No matter what the contrary voices of our culture say, we need strong men and fathers. God created man and woman in complementarity, and they need each other to thrive, helping the other in relation to their own strengths and weaknesses. Children need the strong presence of a father to discipline and teach, as Paul reminds us. Study after study has shown that fathers have the largest impact on the faith of their children. Christian Smith explains in his sociological study, Young Catholic America, that “the faith of Catholic fathers is powerfully determinative of the future faith of their children (125). The same can be said for general wellbeing and success. When fathers are absent or refuse to exercise their role, a moral and spiritual vacuum appears. A strong majority of felons, for instance, grew up without fathers in the home.  

St. Joseph helps us to understand the strength of Christian fatherhood. First, like any good husband, Joseph listened — not just to his wife but also to God. Woken up frequently by angels, he demonstrated obedience and trust, quickly leaving everything behind to follow God’s instructions and to protect his family. We also know Joseph for his work as a carpenter and builder, content to live simply and to work hard. Importantly, he also taught Jesus how to work, showing that fathers model and teach by drawing their children into their life and work. And we can also learn from Joseph’s humility, serving the Incarnate God and his Mother without even a single recorded word in the Gospels.  

This humility points us to the essence of Christian fatherhood. Although living with two perfect people, Joseph was still called to lead. He quietly and humbly did what was needed for his family and taught his own maker how to share in his work. Fathers do not lead in order to be in charge or to get their own way. They lead because God asks them to care for and protect their families. Fathers and mothers share in the great and beautiful partnership of family life, although fathers cannot simply sit back and let mom take the lead in the spiritual life, as they are often tempted to do. Like Joseph, fathers should act firmly and lovingly to put God and the family before self, obeying God and leading the family in the right direction. They are called to model faith, work, and sacrifice to their children. 

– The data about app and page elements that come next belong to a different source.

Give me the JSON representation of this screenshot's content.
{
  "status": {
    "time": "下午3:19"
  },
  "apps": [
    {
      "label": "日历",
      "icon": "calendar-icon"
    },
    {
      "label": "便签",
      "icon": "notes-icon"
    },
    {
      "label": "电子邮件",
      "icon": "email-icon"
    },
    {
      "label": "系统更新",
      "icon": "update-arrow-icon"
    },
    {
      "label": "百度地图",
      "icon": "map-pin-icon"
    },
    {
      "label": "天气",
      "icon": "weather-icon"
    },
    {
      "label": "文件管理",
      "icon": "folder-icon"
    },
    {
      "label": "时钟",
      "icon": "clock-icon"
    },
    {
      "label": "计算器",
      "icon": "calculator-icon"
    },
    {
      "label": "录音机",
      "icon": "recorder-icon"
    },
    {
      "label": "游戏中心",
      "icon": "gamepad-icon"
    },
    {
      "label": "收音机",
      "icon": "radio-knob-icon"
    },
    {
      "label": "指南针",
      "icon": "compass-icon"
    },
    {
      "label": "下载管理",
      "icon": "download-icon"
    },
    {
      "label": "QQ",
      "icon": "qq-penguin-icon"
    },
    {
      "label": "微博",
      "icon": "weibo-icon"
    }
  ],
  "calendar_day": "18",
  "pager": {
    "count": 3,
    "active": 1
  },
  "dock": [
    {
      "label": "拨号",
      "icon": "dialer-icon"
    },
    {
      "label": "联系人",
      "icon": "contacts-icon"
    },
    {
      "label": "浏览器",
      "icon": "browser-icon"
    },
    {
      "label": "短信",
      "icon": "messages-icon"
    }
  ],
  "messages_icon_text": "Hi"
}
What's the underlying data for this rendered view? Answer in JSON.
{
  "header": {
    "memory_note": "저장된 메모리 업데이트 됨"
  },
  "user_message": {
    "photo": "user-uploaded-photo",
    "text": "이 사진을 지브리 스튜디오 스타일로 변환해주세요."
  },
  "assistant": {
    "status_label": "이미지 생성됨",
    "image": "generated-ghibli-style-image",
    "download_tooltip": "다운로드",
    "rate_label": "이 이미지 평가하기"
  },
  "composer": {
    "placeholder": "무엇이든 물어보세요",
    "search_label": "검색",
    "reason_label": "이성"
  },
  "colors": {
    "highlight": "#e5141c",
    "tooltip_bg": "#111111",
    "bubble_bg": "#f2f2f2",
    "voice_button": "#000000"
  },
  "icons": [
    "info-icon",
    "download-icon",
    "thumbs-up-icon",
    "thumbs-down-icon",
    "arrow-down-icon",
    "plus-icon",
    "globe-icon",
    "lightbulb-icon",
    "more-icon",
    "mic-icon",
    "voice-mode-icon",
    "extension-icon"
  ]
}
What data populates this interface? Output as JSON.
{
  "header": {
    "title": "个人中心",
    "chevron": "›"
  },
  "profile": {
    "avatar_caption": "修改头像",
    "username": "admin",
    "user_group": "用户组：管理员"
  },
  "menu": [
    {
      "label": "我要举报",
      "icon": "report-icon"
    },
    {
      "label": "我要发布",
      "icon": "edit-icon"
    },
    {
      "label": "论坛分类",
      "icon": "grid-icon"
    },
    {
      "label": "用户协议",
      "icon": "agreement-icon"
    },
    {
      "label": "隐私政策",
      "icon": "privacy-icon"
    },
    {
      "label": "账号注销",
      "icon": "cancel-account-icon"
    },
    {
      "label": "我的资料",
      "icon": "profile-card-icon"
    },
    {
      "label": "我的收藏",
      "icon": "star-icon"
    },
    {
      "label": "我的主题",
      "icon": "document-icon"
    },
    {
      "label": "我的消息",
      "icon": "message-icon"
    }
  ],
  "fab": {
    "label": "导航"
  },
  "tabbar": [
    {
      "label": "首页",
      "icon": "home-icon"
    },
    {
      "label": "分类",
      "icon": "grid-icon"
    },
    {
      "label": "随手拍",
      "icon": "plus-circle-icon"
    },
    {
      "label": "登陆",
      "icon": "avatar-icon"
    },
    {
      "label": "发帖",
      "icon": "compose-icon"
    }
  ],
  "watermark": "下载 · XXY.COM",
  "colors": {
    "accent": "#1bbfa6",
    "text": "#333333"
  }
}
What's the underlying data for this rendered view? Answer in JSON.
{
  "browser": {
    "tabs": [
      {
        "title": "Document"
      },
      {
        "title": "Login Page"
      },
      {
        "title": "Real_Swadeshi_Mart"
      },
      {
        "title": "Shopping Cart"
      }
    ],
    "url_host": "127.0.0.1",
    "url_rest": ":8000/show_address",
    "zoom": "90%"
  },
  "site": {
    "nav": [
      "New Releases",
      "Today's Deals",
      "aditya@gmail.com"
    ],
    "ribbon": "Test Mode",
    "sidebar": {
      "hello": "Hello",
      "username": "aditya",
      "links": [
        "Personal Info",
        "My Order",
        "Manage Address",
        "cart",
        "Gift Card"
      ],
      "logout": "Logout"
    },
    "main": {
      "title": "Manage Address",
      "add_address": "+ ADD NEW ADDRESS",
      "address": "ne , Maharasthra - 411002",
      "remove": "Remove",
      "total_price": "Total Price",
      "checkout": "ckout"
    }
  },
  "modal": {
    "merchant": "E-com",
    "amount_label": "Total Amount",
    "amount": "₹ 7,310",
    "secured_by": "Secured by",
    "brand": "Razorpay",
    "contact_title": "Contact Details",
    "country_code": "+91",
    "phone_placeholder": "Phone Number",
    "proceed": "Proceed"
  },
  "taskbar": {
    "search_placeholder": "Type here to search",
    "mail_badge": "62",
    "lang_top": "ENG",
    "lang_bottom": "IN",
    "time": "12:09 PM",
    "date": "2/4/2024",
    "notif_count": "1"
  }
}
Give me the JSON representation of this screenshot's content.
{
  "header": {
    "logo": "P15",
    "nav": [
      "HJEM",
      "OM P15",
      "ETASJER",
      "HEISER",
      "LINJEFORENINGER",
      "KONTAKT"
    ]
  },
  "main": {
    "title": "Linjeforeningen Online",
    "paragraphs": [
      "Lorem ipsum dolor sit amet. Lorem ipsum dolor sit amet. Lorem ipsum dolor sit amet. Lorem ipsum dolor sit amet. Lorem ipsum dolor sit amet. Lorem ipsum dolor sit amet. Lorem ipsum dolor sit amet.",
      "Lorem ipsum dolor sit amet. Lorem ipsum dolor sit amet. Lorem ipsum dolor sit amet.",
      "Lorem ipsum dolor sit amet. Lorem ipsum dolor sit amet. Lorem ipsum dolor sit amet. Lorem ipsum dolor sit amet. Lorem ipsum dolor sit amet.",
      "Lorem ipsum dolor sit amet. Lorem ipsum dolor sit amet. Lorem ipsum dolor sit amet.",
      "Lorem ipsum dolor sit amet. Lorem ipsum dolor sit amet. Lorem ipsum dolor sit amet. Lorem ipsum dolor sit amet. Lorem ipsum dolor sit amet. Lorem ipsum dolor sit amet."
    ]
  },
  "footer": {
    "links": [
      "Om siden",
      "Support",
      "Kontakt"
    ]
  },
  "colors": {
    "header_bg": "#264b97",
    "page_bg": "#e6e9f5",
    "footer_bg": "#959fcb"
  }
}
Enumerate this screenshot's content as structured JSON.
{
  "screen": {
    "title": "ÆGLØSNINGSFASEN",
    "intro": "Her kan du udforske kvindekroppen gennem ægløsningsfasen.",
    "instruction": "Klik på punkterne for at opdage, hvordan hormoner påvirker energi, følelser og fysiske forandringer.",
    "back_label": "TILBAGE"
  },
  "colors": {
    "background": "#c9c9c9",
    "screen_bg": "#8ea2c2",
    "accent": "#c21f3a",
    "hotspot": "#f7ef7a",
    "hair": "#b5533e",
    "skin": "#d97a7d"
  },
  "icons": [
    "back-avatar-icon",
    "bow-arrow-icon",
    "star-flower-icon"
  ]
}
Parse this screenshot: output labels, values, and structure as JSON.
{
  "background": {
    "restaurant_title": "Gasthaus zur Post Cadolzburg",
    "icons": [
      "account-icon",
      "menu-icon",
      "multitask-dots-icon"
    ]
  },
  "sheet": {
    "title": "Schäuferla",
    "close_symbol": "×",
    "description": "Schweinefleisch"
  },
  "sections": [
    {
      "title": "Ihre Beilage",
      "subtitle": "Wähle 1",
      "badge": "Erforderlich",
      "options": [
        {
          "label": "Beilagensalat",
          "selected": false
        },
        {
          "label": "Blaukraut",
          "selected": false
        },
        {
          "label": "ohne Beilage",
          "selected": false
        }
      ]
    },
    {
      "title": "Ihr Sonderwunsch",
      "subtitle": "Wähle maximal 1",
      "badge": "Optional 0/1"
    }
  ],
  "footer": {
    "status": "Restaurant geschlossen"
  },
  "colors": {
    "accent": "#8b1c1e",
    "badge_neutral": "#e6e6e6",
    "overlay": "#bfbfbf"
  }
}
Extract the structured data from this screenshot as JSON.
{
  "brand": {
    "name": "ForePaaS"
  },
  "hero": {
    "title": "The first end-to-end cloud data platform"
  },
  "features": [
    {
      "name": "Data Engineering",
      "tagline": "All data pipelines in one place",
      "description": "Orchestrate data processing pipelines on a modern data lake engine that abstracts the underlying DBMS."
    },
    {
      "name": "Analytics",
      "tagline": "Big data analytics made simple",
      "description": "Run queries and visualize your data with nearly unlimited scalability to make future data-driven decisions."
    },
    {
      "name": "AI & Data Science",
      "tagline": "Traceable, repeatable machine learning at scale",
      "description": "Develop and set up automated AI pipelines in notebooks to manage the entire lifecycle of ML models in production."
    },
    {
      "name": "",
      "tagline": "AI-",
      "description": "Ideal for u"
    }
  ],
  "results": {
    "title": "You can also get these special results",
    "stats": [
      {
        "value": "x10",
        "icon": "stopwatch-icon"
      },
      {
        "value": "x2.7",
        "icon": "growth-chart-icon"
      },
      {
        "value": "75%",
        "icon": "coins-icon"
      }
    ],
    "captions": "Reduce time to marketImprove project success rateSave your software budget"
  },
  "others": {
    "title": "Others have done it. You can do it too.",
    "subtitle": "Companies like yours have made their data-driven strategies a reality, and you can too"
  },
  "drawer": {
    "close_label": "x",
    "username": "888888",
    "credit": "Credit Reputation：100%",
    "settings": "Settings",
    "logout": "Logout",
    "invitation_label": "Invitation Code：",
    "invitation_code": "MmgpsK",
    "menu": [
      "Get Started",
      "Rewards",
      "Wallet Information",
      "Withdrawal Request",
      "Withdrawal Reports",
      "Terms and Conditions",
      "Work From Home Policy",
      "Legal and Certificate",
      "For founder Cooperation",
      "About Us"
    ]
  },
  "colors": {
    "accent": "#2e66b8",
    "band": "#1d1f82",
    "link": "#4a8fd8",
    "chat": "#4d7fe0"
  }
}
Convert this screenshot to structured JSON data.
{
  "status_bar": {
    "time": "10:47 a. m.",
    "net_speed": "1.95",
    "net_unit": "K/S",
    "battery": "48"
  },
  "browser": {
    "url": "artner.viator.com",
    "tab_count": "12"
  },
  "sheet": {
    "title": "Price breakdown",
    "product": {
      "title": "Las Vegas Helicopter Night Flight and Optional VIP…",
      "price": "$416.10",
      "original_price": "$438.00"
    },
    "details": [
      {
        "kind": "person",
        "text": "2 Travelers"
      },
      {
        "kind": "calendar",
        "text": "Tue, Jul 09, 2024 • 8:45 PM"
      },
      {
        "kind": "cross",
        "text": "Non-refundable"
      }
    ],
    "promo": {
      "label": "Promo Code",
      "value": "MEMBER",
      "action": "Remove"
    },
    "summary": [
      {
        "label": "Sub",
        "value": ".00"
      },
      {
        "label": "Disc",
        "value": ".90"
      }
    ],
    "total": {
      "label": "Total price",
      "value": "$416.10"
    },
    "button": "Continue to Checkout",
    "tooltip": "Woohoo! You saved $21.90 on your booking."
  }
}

On Father’s Day we can affirm that masculinity and fatherhood are not just good — they are essential to understanding God and his plan for human flourishing. If our culture turns around, it will be because, in large part, Christian men stand up and fight. As Christians, we cannot give in to the culture’s attempt to denigrate masculinity and fatherhood or to pit men and women against each other. We can use this celebration to affirm the essential role that our fathers play, leading their families like St. Joseph.